» EXTRACTED INFORMATION
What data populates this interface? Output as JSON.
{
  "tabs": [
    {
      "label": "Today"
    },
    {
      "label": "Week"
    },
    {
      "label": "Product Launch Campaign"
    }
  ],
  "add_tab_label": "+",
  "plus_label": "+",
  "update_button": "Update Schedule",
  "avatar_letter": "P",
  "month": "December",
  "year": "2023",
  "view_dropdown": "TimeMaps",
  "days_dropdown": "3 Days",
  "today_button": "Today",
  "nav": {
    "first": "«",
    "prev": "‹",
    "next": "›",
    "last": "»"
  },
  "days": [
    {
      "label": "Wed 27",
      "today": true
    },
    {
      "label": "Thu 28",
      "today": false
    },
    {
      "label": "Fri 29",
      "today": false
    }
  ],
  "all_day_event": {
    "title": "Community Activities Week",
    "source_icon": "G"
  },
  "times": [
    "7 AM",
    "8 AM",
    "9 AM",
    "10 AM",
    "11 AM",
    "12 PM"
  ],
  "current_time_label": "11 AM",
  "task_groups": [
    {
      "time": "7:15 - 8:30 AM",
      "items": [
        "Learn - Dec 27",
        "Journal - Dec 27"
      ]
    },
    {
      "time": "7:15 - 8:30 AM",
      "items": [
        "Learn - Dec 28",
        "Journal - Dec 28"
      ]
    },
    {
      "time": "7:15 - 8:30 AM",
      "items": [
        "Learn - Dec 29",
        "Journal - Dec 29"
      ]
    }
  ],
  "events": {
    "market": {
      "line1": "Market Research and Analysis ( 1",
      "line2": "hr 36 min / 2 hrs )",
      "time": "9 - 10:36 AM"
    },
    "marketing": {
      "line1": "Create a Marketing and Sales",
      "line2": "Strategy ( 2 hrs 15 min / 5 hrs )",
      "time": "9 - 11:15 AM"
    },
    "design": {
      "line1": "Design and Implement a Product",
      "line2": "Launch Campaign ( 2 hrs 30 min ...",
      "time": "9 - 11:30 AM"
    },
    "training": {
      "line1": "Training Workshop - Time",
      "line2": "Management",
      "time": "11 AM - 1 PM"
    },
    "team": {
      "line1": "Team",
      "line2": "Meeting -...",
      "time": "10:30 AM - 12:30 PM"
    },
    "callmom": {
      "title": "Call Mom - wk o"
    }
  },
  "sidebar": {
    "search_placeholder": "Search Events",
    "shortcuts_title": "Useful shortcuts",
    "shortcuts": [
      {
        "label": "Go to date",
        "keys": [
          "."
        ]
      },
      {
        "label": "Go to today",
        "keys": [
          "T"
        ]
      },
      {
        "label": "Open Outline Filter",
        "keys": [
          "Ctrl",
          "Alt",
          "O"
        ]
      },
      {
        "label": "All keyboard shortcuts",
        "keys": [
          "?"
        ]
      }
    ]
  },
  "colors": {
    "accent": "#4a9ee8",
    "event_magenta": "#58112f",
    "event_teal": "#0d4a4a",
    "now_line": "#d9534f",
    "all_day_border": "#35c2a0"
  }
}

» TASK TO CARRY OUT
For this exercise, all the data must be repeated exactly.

» RESPONSE TO THIS TASK
What data populates this interface? Output as JSON.
{
  "tabs": [
    {
      "label": "Today"
    },
    {
      "label": "Week"
    },
    {
      "label": "Product Launch Campaign"
    }
  ],
  "add_tab_label": "+",
  "plus_label": "+",
  "update_button": "Update Schedule",
  "avatar_letter": "P",
  "month": "December",
  "year": "2023",
  "view_dropdown": "TimeMaps",
  "days_dropdown": "3 Days",
  "today_button": "Today",
  "nav": {
    "first": "«",
    "prev": "‹",
    "next": "›",
    "last": "»"
  },
  "days": [
    {
      "label": "Wed 27",
      "today": true
    },
    {
      "label": "Thu 28",
      "today": false
    },
    {
      "label": "Fri 29",
      "today": false
    }
  ],
  "all_day_event": {
    "title": "Community Activities Week",
    "source_icon": "G"
  },
  "times": [
    "7 AM",
    "8 AM",
    "9 AM",
    "10 AM",
    "11 AM",
    "12 PM"
  ],
  "current_time_label": "11 AM",
  "task_groups": [
    {
      "time": "7:15 - 8:30 AM",
      "items": [
        "Learn - Dec 27",
        "Journal - Dec 27"
      ]
    },
    {
      "time": "7:15 - 8:30 AM",
      "items": [
        "Learn - Dec 28",
        "Journal - Dec 28"
      ]
    },
    {
      "time": "7:15 - 8:30 AM",
      "items": [
        "Learn - Dec 29",
        "Journal - Dec 29"
      ]
    }
  ],
  "events": {
    "market": {
      "line1": "Market Research and Analysis ( 1",
      "line2": "hr 36 min / 2 hrs )",
      "time": "9 - 10:36 AM"
    },
    "marketing": {
      "line1": "Create a Marketing and Sales",
      "line2": "Strategy ( 2 hrs 15 min / 5 hrs )",
      "time": "9 - 11:15 AM"
    },
    "design": {
      "line1": "Design and Implement a Product",
      "line2": "Launch Campaign ( 2 hrs 30 min ...",
      "time": "9 - 11:30 AM"
    },
    "training": {
      "line1": "Training Workshop - Time",
      "line2": "Management",
      "time": "11 AM - 1 PM"
    },
    "team": {
      "line1": "Team",
      "line2": "Meeting -...",
      "time": "10:30 AM - 12:30 PM"
    },
    "callmom": {
      "title": "Call Mom - wk o"
    }
  },
  "sidebar": {
    "search_placeholder": "Search Events",
    "shortcuts_title": "Useful shortcuts",
    "shortcuts": [
      {
        "label": "Go to date",
        "keys": [
          "."
        ]
      },
      {
        "label": "Go to today",
        "keys": [
          "T"
        ]
      },
      {
        "label": "Open Outline Filter",
        "keys": [
          "Ctrl",
          "Alt",
          "O"
        ]
      },
      {
        "label": "All keyboard shortcuts",
        "keys": [
          "?"
        ]
      }
    ]
  },
  "colors": {
    "accent": "#4a9ee8",
    "event_magenta": "#58112f",
    "event_teal": "#0d4a4a",
    "now_line": "#d9534f",
    "all_day_border": "#35c2a0"
  }
}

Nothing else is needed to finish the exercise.